Geoengineering is an intimidating prospect without crusaders who decide to act alone. A businessman who originally hoped to sell carbon offsets by seeding the ocean with plankton has dumped tons of iron from a fishing boat into the Pacific.
We first mentioned Planktos back in 2010 as a company hoping to sell carbon offsets by seeding the ocean with iron. The insane idea: iron will spur phytoplankton growth and the resulting blooms will absorb a whole bunch of CO2. This geoengineering scheme has been one of the most controversial theoretical ways to combat global warming.
Back then Planktos was putting its intense plans on hold. However, the Guardian is now reporting that the American businessman behind the company, Russ George, dumped 100 tons of iron sulphate into the Pacific over the summer. He did it from a fishing boat 200 nautical miles from the British Columbia archipelago Haida Gwaii, also known as the Queen Charlotte Islands.
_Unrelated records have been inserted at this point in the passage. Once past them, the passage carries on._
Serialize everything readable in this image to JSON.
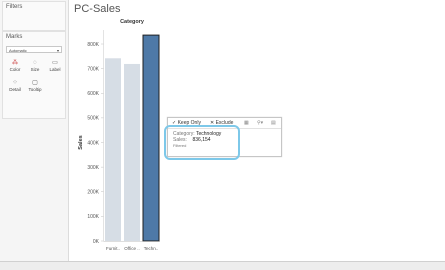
{
  "left_pane": {
    "filters_title": "Filters",
    "marks_title": "Marks",
    "mark_type": "Automatic",
    "buttons": [
      {
        "label": "Color",
        "icon": "color-palette-icon"
      },
      {
        "label": "Size",
        "icon": "size-icon"
      },
      {
        "label": "Label",
        "icon": "label-icon"
      },
      {
        "label": "Detail",
        "icon": "detail-icon"
      },
      {
        "label": "Tooltip",
        "icon": "tooltip-icon"
      }
    ]
  },
  "sheet": {
    "title": "PC-Sales"
  },
  "chart_data": {
    "type": "bar",
    "column_header": "Category",
    "categories": [
      "Furnit..",
      "Office ..",
      "Techn.."
    ],
    "values": [
      742000,
      719000,
      836154
    ],
    "ylabel": "Sales",
    "ylim": [
      0,
      800000
    ],
    "yticks": [
      "0K",
      "100K",
      "200K",
      "300K",
      "400K",
      "500K",
      "600K",
      "700K",
      "800K"
    ],
    "selected_index": 2,
    "colors": {
      "bar": "#d6dde5",
      "selected": "#4e79a7",
      "selected_border": "#1f1f1f"
    }
  },
  "tooltip": {
    "keep_only": "Keep Only",
    "exclude": "Exclude",
    "category_label": "Category:",
    "category_value": "Technology",
    "sales_label": "Sales:",
    "sales_value": "836,154",
    "filtered_note": "Filtered",
    "highlight_color": "#7dc8e9"
  }
}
Local people on the islands thought George was undertaking a "salmon enhancement project," and would never have supported it had they known about the potential negative effects, the president of Haida nation told the Guardian. The iron dump likely violated international rules and the United Nations might take it up at their environmental summit in India this week.
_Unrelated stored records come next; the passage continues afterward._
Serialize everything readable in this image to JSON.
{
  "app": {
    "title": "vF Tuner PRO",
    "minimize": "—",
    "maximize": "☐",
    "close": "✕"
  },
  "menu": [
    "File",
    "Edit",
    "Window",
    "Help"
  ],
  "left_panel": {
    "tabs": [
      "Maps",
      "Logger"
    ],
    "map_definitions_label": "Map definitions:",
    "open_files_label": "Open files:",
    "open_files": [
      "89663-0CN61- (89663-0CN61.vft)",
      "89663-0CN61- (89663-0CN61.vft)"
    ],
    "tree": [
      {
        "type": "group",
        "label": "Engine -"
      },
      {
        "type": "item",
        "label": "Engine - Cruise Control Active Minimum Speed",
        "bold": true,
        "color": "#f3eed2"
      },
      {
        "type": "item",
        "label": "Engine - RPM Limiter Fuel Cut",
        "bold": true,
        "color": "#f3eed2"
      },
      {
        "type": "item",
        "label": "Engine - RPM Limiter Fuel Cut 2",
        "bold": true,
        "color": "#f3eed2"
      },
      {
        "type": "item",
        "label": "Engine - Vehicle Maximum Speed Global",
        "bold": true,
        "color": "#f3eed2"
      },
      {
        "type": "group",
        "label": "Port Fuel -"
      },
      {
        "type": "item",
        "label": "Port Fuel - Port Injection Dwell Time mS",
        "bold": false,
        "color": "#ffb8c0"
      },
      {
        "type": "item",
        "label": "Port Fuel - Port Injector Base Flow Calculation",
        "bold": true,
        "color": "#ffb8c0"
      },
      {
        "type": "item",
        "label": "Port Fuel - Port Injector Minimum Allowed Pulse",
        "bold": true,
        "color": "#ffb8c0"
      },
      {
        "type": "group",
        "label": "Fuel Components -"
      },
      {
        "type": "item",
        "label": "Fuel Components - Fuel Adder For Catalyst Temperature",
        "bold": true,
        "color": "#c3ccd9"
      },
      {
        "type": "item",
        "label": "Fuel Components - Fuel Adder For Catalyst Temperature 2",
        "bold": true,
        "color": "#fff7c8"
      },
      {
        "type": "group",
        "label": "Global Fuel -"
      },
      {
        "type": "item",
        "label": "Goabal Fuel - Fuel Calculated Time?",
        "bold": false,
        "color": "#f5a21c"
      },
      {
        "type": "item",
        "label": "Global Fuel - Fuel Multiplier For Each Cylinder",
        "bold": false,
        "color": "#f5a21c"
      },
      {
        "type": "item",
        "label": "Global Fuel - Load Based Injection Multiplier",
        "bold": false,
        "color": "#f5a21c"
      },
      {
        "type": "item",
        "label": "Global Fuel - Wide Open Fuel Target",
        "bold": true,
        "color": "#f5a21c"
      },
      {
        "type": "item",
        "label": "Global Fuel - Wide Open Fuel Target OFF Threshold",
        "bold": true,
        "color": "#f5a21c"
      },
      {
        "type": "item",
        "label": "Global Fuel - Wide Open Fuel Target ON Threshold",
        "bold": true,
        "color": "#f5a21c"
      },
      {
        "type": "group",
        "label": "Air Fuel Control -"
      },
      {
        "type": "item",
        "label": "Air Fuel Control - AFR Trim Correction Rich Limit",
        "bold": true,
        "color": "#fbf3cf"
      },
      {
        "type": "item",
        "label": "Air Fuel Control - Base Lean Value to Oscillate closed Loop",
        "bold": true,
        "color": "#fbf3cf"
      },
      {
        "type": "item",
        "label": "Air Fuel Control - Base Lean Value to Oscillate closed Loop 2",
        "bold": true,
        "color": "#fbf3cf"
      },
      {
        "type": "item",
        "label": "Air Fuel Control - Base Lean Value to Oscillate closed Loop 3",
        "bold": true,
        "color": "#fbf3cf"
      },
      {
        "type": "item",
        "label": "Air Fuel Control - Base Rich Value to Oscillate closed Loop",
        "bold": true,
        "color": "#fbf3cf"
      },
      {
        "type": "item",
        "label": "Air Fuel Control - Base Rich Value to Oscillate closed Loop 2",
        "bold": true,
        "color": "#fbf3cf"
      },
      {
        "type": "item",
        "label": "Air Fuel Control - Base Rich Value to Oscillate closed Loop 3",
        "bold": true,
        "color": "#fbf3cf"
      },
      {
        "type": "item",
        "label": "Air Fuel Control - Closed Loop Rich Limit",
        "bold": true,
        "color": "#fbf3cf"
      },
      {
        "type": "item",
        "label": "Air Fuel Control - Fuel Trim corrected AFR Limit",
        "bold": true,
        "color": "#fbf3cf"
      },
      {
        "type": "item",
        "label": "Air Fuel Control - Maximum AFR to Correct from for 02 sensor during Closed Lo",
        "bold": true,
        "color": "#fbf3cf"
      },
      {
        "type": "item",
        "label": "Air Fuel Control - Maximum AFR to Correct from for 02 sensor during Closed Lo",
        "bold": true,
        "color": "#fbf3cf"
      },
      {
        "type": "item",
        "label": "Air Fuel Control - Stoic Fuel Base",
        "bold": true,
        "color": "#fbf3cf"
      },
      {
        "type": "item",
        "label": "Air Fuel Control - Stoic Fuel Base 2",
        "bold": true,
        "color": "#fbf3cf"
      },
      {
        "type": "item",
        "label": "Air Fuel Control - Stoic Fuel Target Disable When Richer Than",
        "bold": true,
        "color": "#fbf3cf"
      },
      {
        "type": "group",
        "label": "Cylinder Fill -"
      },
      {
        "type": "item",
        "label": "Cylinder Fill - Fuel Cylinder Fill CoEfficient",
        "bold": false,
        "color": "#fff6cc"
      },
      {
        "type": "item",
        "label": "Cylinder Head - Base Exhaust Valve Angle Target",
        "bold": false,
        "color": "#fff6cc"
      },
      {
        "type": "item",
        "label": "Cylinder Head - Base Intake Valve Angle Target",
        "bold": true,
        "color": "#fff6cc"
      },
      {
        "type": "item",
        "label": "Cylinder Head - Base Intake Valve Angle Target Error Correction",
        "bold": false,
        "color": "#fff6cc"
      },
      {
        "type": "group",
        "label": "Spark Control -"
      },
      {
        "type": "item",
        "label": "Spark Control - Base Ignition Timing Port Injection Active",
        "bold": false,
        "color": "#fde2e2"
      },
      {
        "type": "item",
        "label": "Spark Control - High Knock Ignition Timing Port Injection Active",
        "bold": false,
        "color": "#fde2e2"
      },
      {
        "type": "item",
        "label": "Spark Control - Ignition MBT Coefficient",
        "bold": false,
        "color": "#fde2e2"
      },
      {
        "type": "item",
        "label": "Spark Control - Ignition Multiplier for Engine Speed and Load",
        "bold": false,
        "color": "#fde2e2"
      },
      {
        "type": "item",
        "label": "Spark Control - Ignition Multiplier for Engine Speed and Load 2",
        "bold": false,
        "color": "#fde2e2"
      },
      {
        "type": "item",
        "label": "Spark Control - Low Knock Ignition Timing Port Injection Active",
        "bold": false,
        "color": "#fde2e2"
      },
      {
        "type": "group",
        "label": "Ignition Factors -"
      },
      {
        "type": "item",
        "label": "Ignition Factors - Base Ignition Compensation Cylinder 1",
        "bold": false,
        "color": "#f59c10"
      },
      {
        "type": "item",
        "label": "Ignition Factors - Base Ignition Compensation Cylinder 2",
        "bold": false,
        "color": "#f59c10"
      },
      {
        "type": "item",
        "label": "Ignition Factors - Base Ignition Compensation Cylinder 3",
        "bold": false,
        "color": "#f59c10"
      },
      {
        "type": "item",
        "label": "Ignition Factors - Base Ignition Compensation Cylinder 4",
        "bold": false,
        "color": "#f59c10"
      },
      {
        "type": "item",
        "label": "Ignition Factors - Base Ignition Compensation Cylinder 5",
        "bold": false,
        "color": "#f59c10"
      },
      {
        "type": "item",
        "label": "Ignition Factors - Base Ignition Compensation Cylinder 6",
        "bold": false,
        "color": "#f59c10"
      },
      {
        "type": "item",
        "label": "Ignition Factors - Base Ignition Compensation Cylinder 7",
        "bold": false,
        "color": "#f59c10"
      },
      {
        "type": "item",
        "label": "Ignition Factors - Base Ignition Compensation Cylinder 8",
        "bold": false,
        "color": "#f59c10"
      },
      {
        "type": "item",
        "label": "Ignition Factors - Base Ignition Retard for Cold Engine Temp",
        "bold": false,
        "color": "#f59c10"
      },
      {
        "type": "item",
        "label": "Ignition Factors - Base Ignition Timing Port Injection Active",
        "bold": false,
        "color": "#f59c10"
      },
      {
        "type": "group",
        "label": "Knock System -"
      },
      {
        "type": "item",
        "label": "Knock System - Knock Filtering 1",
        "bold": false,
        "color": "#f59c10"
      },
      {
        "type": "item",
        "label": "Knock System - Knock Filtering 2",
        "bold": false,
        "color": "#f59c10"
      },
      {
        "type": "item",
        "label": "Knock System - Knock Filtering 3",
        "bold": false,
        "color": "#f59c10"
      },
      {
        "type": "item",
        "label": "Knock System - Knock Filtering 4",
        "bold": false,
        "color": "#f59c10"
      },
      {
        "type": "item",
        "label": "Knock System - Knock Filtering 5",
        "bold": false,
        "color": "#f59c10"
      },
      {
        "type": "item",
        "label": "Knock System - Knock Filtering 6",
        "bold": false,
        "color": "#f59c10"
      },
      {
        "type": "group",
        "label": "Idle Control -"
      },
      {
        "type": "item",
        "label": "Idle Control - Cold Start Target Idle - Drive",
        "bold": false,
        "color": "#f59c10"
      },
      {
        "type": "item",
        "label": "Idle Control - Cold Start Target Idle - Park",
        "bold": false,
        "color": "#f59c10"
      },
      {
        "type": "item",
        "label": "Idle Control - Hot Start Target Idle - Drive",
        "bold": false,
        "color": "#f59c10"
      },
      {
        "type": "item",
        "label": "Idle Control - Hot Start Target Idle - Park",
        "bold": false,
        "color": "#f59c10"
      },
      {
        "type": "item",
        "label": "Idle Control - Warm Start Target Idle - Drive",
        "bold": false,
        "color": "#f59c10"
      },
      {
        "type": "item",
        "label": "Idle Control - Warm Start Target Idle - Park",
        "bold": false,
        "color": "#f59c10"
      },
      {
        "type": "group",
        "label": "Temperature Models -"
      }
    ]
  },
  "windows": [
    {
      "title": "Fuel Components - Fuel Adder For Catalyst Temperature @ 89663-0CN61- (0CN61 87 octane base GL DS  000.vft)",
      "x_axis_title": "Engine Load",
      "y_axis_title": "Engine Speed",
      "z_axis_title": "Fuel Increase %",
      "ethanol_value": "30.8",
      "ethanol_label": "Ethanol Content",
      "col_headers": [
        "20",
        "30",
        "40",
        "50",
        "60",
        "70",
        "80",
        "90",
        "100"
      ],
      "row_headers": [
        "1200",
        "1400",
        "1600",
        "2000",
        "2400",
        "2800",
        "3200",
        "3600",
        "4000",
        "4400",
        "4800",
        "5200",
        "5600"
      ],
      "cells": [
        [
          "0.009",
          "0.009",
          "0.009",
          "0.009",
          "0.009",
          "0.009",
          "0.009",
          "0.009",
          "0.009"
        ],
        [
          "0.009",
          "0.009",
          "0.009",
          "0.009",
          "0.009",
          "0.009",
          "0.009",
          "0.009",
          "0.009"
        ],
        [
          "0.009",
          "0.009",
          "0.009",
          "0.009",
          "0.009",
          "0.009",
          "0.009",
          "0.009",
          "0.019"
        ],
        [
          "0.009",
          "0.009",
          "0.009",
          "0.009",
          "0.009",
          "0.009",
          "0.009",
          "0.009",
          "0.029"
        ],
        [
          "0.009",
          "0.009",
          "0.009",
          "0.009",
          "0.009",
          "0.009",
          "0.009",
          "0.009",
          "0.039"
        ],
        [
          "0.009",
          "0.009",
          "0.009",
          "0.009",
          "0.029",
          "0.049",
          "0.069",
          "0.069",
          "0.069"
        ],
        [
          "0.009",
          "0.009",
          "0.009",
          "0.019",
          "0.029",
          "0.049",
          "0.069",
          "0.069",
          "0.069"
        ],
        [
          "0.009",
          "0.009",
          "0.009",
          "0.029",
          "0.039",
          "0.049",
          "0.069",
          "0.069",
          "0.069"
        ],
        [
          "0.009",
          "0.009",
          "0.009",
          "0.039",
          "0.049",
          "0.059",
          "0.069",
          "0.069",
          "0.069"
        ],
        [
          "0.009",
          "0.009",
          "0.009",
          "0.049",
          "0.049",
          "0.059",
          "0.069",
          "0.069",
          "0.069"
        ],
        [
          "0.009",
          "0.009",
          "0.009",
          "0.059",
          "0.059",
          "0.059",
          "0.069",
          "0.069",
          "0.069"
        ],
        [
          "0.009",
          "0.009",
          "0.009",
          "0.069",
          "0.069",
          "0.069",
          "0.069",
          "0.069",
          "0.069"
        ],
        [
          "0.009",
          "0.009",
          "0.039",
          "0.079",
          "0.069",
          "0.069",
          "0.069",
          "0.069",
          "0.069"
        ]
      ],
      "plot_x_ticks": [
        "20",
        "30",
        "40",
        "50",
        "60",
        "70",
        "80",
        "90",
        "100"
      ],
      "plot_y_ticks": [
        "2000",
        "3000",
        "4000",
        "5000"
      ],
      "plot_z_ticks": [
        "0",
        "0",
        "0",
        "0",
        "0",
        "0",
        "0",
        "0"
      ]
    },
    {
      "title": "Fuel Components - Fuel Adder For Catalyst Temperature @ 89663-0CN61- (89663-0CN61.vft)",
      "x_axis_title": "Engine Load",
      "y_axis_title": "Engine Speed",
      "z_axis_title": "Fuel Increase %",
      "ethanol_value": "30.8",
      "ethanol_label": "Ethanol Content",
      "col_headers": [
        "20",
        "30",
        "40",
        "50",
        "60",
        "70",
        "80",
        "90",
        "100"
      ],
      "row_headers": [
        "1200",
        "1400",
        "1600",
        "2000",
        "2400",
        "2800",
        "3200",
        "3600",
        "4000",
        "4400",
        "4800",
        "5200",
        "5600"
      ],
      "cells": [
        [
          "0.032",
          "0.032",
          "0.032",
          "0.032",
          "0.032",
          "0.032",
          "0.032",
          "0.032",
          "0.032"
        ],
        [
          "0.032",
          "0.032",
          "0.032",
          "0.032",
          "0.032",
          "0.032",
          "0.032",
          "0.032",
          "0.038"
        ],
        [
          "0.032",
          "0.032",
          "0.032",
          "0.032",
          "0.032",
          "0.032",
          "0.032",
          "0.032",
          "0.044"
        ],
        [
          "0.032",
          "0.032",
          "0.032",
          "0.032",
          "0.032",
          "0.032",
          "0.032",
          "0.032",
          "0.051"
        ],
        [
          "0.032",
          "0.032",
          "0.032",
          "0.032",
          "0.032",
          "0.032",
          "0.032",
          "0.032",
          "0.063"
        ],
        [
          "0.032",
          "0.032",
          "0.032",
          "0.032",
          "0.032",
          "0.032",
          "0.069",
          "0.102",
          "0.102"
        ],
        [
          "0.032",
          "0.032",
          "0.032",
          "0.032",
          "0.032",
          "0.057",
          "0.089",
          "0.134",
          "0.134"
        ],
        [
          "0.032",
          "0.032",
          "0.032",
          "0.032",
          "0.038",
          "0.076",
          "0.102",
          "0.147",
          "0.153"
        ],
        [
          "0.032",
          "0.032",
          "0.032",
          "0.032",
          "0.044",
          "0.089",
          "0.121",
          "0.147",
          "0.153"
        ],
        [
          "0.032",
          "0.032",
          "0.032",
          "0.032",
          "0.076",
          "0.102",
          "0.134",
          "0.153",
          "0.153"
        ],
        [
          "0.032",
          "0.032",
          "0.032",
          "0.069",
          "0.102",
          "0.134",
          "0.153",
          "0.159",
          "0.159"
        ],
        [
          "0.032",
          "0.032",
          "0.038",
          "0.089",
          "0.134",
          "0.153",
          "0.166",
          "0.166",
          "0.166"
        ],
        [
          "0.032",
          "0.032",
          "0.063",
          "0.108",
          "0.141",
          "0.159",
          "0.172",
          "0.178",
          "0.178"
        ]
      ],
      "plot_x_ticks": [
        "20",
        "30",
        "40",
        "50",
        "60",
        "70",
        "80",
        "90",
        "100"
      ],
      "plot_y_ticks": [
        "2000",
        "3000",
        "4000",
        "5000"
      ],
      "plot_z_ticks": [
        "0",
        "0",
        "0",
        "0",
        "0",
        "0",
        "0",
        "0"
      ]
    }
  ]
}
Satellite imagery of the area apparently shows an enormous artificial plankton bloom. (I tried to replicate it for you using NASA's Giovanni portal but public data doesn't stretch into 2012. Sorry, guys.) Oh but rest assured, George claimed his team of unidentified scientists is monitoring the results using borrowed equipment.
Just how bad is this? University of Western Ontario scientists published findings several years ago showing that iron fertilization in the ocean causes one type of phytoplankton to produce potent neurotoxins. That means death for marine life, and humans who consume any of those fish.
It's hard to imagine a real-life move that could make the scheme to shoot mirrors into space seem reasonable, but Russ George has succeeded. I fear that he's going to inspire other rogue geoengineers to act recklessly. The oceans have enough problems. Anyone intentionally taking an enormous dump in it should pay the price.